Babies grow fast, so you're not going to need as many newborn outfits as you think. Buy clothes one size up. Watch for seasonal sales, but realize that it's not a bargain if you get next winter's coat and it doesn't fit because your little one grows faster than expected.
Choose unisex shades and styles
Sure, you'll want to buy some pink or blue. But if you plan on having more than one child, invest in some unisex colors like yellow, green, and white. Buying white onesies is cheaper in the long run because you can easily bleach them.
Buy secondhand special-occasion clothes
You'll save a bundle by shopping at your local consignment shop, especially for those more expensive fancy outfits or holiday ensembles.
Free is always better
Invest in double-duty furniture
You're going to have a kid longer than you're going to have a baby. Buy a high chair that converts into a booster, a crib that becomes a toddler bed and a changing table that look like a dresser. Better yet, buy a dresser that you can put a changing pad on.
Get cost-effective answers to health questions
Most doctor's offices, hospitals and insurance companies have a free nurse help-line you can call in the middle of the night. A quick phone call to your doctor might save you a co-pay. Asking your doctor for free samples can help stretch your dollars.
Take advantage of tax deductions
Twenty to 35 percent of child care expenses are deducted, depending on your income. Check with your tax advisor to learn about additional benefits available in your state. Also check with your employer to see if the company offers a dependent-care account where you can contribute an annual amount in pretax dollars for qualifying dependent care expenses.
Hunt online for deals
Discount deal sites like Groupon and Living Social can save you as much as 70 percent off retail. These sites feature new mom tips: MomAdvice.com, Mommysavers.com and Babycheapskate.com. Be sure to check out Amazon Mom, a free program that offers discounts and free two-day shipping with Amazon Prime membership. You can also get 20 percent off diapers and wipes with their "Subscribe & Save Delivery."
Create a babysitting co-op
Find other moms who might like to trade a few hours of babysitting. You won't have to come up with extra money for a babysitter and your little ones will make friends.
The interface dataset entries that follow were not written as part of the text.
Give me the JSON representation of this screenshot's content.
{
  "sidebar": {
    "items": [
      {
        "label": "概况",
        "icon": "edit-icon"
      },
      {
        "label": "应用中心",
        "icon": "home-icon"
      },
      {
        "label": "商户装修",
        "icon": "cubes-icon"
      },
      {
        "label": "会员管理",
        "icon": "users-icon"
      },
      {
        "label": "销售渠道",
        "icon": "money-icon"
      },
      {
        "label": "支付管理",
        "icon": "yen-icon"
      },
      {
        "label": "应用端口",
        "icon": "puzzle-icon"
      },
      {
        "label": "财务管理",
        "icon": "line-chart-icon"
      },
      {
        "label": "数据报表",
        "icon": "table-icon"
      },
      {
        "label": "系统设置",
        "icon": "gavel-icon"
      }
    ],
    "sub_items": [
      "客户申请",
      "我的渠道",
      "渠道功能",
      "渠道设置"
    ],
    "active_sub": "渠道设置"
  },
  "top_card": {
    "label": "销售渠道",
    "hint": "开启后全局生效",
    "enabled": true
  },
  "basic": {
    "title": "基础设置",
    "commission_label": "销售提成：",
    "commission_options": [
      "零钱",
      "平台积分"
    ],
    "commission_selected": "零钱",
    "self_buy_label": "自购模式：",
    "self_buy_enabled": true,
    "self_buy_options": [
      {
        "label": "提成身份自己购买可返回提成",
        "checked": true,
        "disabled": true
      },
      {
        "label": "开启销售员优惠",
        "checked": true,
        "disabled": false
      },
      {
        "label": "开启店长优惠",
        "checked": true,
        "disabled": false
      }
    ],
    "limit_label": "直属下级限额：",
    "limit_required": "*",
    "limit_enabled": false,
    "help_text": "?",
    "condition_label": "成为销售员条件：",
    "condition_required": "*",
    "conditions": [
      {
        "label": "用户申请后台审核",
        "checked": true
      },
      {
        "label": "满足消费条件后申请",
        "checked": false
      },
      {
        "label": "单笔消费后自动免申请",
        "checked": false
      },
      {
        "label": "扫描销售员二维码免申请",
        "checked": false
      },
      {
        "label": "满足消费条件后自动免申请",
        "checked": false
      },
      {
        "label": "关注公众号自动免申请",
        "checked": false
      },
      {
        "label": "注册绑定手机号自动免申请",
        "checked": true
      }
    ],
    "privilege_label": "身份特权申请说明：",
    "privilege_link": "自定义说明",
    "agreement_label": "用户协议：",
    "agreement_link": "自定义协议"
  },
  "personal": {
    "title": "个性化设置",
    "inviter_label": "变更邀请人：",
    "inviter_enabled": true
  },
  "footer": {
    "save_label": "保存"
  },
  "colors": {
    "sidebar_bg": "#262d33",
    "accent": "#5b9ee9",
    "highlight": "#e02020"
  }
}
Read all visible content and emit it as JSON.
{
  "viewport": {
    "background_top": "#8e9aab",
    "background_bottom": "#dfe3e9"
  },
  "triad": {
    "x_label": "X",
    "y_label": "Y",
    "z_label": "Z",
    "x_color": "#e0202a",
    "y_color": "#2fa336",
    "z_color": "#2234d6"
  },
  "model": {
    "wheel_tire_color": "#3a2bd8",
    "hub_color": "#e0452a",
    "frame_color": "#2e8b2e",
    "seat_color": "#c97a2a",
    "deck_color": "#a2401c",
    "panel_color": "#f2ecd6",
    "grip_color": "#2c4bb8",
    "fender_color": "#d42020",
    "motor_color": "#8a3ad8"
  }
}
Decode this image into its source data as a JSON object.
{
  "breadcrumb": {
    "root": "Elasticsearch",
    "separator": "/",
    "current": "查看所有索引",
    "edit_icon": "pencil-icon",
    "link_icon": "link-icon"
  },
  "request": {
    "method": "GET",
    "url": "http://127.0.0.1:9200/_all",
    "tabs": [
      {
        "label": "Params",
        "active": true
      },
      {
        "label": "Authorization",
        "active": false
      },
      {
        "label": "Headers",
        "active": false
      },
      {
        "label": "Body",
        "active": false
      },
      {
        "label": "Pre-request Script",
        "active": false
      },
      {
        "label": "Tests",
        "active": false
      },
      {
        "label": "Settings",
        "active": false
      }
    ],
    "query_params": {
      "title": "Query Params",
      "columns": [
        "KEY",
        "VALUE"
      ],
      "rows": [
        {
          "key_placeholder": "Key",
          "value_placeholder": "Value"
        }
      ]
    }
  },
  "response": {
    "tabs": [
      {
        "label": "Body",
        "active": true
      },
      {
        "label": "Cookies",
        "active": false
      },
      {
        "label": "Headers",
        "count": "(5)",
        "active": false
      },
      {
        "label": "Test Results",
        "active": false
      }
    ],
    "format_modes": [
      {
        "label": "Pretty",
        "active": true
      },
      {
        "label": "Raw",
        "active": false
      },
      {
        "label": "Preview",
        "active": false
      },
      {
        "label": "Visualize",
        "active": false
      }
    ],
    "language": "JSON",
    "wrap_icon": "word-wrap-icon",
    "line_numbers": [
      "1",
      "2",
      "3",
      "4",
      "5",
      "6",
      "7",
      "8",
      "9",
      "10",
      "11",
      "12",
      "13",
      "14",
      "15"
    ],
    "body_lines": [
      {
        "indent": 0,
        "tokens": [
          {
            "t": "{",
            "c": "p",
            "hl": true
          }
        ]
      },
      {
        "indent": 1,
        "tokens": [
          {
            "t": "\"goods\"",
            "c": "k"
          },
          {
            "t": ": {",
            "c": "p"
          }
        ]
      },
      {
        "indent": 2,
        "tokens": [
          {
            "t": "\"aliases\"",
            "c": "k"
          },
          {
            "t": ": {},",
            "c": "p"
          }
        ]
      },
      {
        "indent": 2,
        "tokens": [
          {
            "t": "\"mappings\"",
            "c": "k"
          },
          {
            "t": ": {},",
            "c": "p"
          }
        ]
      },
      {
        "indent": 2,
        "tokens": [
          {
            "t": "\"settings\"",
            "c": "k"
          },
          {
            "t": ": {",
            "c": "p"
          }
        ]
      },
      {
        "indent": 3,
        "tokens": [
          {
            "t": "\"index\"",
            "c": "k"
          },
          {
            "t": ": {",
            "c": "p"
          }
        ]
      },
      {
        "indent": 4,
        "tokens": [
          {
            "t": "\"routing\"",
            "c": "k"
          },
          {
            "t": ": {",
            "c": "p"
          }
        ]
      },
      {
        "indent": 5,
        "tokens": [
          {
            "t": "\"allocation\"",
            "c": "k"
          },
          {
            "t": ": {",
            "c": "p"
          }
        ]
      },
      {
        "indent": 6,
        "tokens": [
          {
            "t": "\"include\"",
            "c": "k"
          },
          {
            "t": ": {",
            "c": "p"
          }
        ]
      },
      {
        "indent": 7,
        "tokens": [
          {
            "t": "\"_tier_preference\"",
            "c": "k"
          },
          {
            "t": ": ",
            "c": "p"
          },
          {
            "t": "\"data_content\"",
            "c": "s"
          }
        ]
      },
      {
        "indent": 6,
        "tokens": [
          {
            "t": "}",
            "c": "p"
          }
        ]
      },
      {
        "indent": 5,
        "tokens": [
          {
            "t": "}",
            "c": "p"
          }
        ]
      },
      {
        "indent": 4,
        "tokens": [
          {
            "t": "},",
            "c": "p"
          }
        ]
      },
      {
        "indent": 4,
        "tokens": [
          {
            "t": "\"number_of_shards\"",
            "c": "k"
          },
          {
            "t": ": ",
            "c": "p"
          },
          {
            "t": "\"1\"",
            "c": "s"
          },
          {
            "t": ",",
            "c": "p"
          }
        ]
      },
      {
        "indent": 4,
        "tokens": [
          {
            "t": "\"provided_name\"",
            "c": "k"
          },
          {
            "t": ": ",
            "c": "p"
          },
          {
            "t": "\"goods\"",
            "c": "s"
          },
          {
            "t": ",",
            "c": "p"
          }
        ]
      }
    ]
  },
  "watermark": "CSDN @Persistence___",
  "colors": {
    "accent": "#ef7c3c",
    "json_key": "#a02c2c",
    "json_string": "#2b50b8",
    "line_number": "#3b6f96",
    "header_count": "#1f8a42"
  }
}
Nanny share care is a popular choice among moms who want and can afford more help.
With a little careful planning you can make your baby budget go a long way.
If you know someone who is expecting a little one, feel free to share this article with her.